Hedge funds engage a broker to execute their trades. Check with the brokerage firm that the hedge fund has an account with them as they claim. “You should perform a background check on all their service providers,” says Ackles, especially the fund’s administrator—the outside vendor who handles accounting and other back office chores. “Are they with a Big Four accounting firm, or some guy in a shopping mall?” A self-administrated fund is probably not a good bet.
While you’re talking to the administrator, ask whether the fund manager has a personal stake in the fund. "If they believe in their strategy, they should have some skin in the game,” says Ackles.
Meet with the fund manager in person. Take a look at the operation and the equipment he or she is using. “If they are day trading, they should have Bloomberg terminals,” Ackels says. If the employees are using substandard equipment or working out of a private home, you can generally take it as a bad sign.

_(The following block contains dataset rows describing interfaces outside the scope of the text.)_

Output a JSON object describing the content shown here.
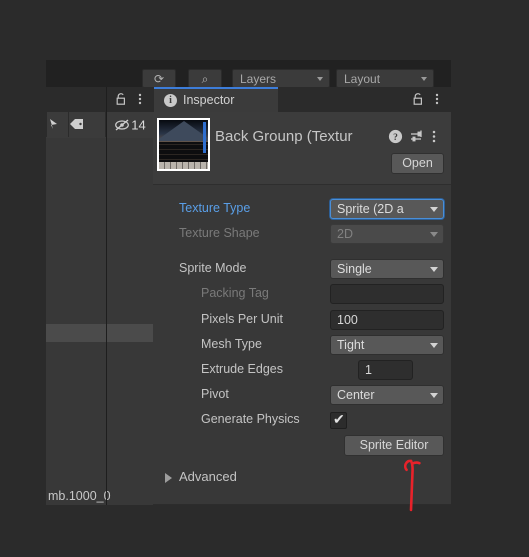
{
  "app": {
    "name": "Unity Editor",
    "background_color": "#2b2b2b",
    "panel_color": "#383838",
    "accent_color": "#3d7dd9"
  },
  "toolbar": {
    "buttons": [
      {
        "name": "cloud-sync-icon",
        "label": "⟳"
      },
      {
        "name": "search-icon",
        "label": "⌕"
      }
    ],
    "dropdowns": [
      {
        "name": "layers-dropdown",
        "label": "Layers"
      },
      {
        "name": "layout-dropdown",
        "label": "Layout"
      }
    ]
  },
  "hierarchy_panel": {
    "lock_icon": "lock-icon",
    "menu_icon": "kebab-menu-icon",
    "tool_cells": [
      {
        "name": "gizmo-icon",
        "label": "✦"
      },
      {
        "name": "tag-icon",
        "label": "⬢"
      },
      {
        "name": "visibility-off-icon",
        "label": "14"
      }
    ],
    "bottom_label": "mb.1000_0"
  },
  "inspector": {
    "tab": {
      "label": "Inspector",
      "icon": "info-icon",
      "icon_glyph": "i"
    },
    "lock_icon": "lock-icon",
    "menu_icon": "kebab-menu-icon",
    "asset": {
      "title": "Back Grounp (Textur",
      "thumbnail": "texture-thumbnail",
      "help_icon": "help-icon",
      "preset_icon": "preset-icon",
      "menu_icon": "kebab-menu-icon",
      "open_button": "Open"
    },
    "properties": [
      {
        "key": "texture_type",
        "label": "Texture Type",
        "label_style": "blue",
        "control": "popup",
        "value": "Sprite (2D a",
        "focused": true,
        "disabled": false
      },
      {
        "key": "texture_shape",
        "label": "Texture Shape",
        "label_style": "dim",
        "control": "popup",
        "value": "2D",
        "focused": false,
        "disabled": true
      },
      {
        "key": "sprite_mode",
        "label": "Sprite Mode",
        "label_style": "normal",
        "control": "popup",
        "value": "Single",
        "focused": false,
        "disabled": false
      },
      {
        "key": "packing_tag",
        "label": "Packing Tag",
        "label_style": "dim",
        "control": "text",
        "value": ""
      },
      {
        "key": "pixels_per_unit",
        "label": "Pixels Per Unit",
        "label_style": "normal",
        "control": "text",
        "value": "100"
      },
      {
        "key": "mesh_type",
        "label": "Mesh Type",
        "label_style": "normal",
        "control": "popup",
        "value": "Tight",
        "focused": false,
        "disabled": false
      },
      {
        "key": "extrude_edges",
        "label": "Extrude Edges",
        "label_style": "normal",
        "control": "slider-text",
        "value": "1"
      },
      {
        "key": "pivot",
        "label": "Pivot",
        "label_style": "normal",
        "control": "popup",
        "value": "Center",
        "focused": false,
        "disabled": false
      },
      {
        "key": "generate_physics",
        "label": "Generate Physics",
        "label_style": "normal",
        "control": "checkbox",
        "value": "✔",
        "checked": true
      }
    ],
    "sprite_editor_button": "Sprite Editor",
    "advanced_foldout": {
      "label": "Advanced",
      "expanded": false,
      "icon": "foldout-arrow-icon"
    }
  },
  "annotation": {
    "name": "red-arrow-annotation",
    "color": "#e8222a",
    "points_to": "Sprite Editor"
  }
}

The most important question is for yourself: How much of an investment makes sense? Successful hedge funds put up their alluring numbers by making very aggressive bets in the market. Even the wealthiest investor can’t afford to live on high risk alone. “This is an investment for a sliver of your portfolio,” warns Marc Freedman, “not the entire pie.”Page 3 of 3 | Prev Page